Directions: What you return must match the records word for word, except that pictures are dropped.

Data excerpts:
----------------------------------------
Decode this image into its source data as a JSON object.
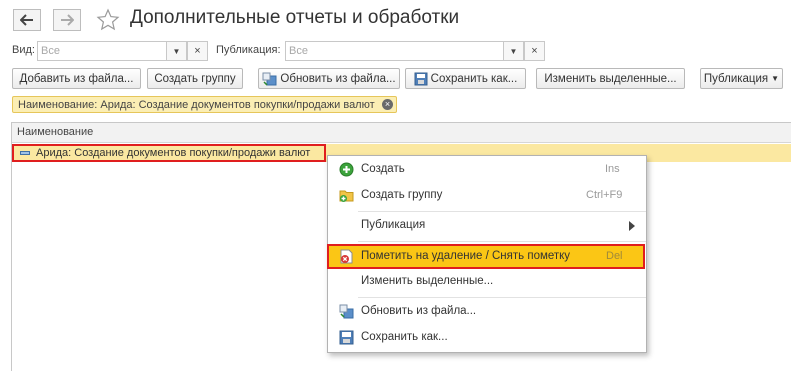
{
  "header": {
    "title": "Дополнительные отчеты и обработки"
  },
  "filters": {
    "kind": {
      "label": "Вид:",
      "placeholder": "Все"
    },
    "publication": {
      "label": "Публикация:",
      "placeholder": "Все"
    }
  },
  "toolbar": {
    "add_from_file": "Добавить из файла...",
    "create_group": "Создать группу",
    "update_from_file": "Обновить из файла...",
    "save_as": "Сохранить как...",
    "edit_selected": "Изменить выделенные...",
    "publication": "Публикация"
  },
  "filter_tag": {
    "text": "Наименование: Арида: Создание документов покупки/продажи валют"
  },
  "list": {
    "column_header": "Наименование",
    "rows": [
      {
        "name": "Арида: Создание документов покупки/продажи валют"
      }
    ]
  },
  "context_menu": {
    "items": [
      {
        "label": "Создать",
        "shortcut": "Ins"
      },
      {
        "label": "Создать группу",
        "shortcut": "Ctrl+F9"
      },
      {
        "label": "Публикация",
        "shortcut": ""
      },
      {
        "label": "Пометить на удаление / Снять пометку",
        "shortcut": "Del"
      },
      {
        "label": "Изменить выделенные...",
        "shortcut": ""
      },
      {
        "label": "Обновить из файла...",
        "shortcut": ""
      },
      {
        "label": "Сохранить как...",
        "shortcut": ""
      }
    ]
  },
  "colors": {
    "selection": "#fbc615",
    "highlight_outline": "#e01e1e",
    "tag_background": "#fbeeb4"
  }
}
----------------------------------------
Result of the exercise:
Decode this image into its source data as a JSON object.
{
  "header": {
    "title": "Дополнительные отчеты и обработки"
  },
  "filters": {
    "kind": {
      "label": "Вид:",
      "placeholder": "Все"
    },
    "publication": {
      "label": "Публикация:",
      "placeholder": "Все"
    }
  },
  "toolbar": {
    "add_from_file": "Добавить из файла...",
    "create_group": "Создать группу",
    "update_from_file": "Обновить из файла...",
    "save_as": "Сохранить как...",
    "edit_selected": "Изменить выделенные...",
    "publication": "Публикация"
  },
  "filter_tag": {
    "text": "Наименование: Арида: Создание документов покупки/продажи валют"
  },
  "list": {
    "column_header": "Наименование",
    "rows": [
      {
        "name": "Арида: Создание документов покупки/продажи валют"
      }
    ]
  },
  "context_menu": {
    "items": [
      {
        "label": "Создать",
        "shortcut": "Ins"
      },
      {
        "label": "Создать группу",
        "shortcut": "Ctrl+F9"
      },
      {
        "label": "Публикация",
        "shortcut": ""
      },
      {
        "label": "Пометить на удаление / Снять пометку",
        "shortcut": "Del"
      },
      {
        "label": "Изменить выделенные...",
        "shortcut": ""
      },
      {
        "label": "Обновить из файла...",
        "shortcut": ""
      },
      {
        "label": "Сохранить как...",
        "shortcut": ""
      }
    ]
  },
  "colors": {
    "selection": "#fbc615",
    "highlight_outline": "#e01e1e",
    "tag_background": "#fbeeb4"
  }
}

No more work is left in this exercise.